[PROMPT] Check every line below for the word "title" and show those that hold it.

[LISTED ENTRIES]

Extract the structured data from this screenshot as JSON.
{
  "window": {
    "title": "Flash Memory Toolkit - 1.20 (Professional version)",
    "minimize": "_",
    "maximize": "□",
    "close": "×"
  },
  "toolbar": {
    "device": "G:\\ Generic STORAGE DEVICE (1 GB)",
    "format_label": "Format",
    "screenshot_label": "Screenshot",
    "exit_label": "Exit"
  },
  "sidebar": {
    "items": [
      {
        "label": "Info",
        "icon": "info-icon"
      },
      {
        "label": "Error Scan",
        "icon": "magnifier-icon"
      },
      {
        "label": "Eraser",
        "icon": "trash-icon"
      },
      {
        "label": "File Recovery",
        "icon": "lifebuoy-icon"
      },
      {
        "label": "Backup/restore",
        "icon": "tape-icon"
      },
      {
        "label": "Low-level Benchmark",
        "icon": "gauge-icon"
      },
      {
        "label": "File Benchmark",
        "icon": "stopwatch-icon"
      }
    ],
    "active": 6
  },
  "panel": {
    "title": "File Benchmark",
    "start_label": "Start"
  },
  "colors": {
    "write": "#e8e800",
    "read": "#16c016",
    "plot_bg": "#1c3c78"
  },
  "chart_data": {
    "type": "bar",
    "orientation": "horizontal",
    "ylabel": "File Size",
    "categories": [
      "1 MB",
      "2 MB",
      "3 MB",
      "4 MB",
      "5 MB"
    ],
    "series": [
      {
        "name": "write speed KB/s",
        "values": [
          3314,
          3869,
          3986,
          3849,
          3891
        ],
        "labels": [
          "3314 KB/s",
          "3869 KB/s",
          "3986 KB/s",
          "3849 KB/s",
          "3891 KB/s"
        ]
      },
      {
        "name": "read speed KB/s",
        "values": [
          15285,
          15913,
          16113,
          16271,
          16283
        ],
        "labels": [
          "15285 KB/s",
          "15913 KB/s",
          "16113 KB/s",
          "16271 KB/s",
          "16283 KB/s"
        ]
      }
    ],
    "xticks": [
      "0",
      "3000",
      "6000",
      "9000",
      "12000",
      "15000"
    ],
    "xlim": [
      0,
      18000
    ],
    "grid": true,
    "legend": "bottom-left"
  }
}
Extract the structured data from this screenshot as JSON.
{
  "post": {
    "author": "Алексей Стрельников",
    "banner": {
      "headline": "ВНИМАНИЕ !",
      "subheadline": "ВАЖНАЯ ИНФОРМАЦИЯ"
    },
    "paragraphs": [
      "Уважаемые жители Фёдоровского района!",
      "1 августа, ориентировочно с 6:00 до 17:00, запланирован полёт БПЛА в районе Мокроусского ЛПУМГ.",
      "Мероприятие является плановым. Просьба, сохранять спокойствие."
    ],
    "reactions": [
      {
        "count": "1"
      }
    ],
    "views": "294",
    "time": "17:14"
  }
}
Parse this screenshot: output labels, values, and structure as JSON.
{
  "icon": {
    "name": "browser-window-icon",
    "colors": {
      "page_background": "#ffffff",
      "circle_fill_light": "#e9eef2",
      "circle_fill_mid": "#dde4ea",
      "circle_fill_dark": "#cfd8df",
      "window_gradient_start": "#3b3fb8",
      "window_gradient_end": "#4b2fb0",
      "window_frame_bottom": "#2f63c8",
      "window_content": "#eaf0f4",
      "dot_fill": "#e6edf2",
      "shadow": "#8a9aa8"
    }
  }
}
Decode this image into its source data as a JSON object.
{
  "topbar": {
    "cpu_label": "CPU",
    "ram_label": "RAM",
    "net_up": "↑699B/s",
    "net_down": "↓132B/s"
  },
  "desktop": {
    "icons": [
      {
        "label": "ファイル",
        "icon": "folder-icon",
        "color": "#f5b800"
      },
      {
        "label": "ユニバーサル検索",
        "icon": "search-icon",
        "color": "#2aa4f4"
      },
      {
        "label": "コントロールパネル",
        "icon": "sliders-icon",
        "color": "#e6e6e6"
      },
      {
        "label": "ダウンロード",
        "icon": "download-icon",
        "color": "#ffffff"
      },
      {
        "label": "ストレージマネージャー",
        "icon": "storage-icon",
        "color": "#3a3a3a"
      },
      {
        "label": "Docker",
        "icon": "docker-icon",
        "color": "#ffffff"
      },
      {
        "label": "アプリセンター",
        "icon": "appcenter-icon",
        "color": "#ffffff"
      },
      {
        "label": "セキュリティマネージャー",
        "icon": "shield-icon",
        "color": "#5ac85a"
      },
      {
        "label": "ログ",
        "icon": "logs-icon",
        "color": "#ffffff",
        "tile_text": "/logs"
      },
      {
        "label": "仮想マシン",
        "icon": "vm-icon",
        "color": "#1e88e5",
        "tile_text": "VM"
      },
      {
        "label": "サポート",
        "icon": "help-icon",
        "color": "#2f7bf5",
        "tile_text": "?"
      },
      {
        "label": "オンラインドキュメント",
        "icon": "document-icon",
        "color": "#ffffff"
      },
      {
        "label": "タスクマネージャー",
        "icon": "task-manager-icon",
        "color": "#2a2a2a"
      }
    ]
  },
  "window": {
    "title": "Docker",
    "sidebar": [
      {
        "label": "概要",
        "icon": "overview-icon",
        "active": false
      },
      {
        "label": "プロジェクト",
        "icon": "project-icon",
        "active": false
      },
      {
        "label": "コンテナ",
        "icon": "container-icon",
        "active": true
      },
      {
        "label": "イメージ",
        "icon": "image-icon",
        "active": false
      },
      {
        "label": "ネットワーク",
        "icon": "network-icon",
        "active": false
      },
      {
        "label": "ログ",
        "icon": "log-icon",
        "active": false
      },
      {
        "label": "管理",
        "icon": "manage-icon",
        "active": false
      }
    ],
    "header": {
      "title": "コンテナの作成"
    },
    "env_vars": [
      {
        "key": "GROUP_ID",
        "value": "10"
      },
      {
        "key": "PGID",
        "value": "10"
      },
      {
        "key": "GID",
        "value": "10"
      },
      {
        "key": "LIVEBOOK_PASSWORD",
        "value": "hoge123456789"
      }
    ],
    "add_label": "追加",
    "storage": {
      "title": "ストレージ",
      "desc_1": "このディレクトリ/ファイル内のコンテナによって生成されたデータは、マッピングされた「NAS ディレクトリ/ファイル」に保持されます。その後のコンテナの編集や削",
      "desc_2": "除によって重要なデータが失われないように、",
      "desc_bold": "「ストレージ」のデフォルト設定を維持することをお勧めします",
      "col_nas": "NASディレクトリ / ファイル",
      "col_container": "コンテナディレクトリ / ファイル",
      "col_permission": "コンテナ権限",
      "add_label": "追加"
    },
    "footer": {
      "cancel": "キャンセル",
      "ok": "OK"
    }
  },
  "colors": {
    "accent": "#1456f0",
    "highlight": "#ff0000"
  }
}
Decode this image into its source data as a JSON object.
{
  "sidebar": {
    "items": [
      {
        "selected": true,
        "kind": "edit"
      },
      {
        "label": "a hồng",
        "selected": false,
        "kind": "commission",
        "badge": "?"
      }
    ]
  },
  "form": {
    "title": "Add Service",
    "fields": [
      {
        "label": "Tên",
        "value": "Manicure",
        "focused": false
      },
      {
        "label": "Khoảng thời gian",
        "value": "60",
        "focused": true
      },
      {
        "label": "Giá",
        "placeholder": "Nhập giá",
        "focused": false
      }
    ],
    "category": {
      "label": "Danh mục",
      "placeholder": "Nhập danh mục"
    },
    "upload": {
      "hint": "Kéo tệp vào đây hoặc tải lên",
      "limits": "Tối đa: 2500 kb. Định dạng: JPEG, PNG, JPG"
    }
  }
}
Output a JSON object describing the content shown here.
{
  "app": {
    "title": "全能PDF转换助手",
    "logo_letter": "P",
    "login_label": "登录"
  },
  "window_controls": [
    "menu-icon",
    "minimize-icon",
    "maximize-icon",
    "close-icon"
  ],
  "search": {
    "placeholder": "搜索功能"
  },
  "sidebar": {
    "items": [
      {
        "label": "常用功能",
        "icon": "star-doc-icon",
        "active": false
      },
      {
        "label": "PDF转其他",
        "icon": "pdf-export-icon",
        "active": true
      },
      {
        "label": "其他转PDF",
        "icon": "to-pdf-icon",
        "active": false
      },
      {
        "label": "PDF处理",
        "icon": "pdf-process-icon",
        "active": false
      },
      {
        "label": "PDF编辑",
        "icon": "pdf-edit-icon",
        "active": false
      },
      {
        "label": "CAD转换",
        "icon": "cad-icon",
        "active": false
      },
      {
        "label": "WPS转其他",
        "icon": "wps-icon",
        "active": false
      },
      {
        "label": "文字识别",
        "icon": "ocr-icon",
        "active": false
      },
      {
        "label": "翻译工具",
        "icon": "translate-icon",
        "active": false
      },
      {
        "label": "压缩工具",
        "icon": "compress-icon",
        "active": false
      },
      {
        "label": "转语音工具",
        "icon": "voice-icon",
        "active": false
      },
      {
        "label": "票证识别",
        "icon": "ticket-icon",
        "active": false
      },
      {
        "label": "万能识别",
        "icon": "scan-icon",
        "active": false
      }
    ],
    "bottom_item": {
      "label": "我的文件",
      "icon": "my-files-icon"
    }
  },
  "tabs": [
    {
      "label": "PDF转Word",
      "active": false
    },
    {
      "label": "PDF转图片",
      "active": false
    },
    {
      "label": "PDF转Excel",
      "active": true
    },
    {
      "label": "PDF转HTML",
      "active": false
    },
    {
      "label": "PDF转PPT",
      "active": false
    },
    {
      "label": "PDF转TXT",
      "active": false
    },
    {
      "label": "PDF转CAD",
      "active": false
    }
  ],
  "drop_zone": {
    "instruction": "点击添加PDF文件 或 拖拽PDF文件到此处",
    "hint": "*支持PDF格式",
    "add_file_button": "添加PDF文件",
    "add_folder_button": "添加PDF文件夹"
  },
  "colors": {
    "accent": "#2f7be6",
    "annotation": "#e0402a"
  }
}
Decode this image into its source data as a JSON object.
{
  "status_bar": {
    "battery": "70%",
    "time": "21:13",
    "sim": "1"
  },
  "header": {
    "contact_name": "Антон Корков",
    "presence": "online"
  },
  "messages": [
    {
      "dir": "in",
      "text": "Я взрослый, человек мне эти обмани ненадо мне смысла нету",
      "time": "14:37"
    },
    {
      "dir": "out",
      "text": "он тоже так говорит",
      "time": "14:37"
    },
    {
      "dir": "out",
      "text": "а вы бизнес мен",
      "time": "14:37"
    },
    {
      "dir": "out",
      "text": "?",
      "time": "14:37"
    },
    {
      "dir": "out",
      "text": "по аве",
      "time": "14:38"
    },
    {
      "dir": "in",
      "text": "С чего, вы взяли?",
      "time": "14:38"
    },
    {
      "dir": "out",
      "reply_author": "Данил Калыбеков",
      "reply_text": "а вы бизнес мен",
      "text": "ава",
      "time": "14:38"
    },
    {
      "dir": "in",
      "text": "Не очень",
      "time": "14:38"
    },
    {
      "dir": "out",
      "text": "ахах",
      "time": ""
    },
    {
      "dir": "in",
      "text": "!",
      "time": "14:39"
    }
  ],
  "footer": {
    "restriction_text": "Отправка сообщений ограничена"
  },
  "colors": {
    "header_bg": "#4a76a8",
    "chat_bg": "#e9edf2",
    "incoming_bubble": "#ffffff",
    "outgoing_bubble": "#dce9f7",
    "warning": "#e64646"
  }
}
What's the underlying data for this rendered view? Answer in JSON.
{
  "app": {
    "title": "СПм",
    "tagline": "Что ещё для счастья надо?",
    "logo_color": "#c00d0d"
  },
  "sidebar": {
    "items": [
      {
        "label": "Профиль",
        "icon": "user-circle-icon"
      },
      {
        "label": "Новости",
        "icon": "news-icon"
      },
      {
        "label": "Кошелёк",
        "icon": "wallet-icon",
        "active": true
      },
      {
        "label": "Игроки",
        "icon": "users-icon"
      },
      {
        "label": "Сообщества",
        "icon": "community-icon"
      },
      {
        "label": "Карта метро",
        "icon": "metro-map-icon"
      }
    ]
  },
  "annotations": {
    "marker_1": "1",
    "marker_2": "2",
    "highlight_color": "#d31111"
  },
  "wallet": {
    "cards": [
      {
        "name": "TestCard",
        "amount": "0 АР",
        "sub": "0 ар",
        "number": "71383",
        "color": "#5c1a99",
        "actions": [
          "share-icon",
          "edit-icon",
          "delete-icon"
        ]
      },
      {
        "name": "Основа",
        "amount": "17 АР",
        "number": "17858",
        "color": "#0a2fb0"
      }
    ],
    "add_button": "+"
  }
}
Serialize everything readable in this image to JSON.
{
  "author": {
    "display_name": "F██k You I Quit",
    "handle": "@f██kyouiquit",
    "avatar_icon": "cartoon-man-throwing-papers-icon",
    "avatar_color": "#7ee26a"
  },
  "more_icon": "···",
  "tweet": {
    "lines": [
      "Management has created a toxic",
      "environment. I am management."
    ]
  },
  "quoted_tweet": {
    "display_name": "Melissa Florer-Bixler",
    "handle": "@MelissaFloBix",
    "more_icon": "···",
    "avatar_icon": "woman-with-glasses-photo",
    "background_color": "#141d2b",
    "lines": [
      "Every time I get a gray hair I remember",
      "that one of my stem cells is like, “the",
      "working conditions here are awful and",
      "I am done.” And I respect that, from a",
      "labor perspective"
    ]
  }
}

[TASK OUTPUT]
    "title": "Flash Memory Toolkit - 1.20 (Professional version)",
    "title": "File Benchmark",
    "title": "Docker",
      "title": "コンテナの作成"
      "title": "ストレージ",
    "title": "Add Service",
    "title": "全能PDF转换助手",
    "title": "СПм",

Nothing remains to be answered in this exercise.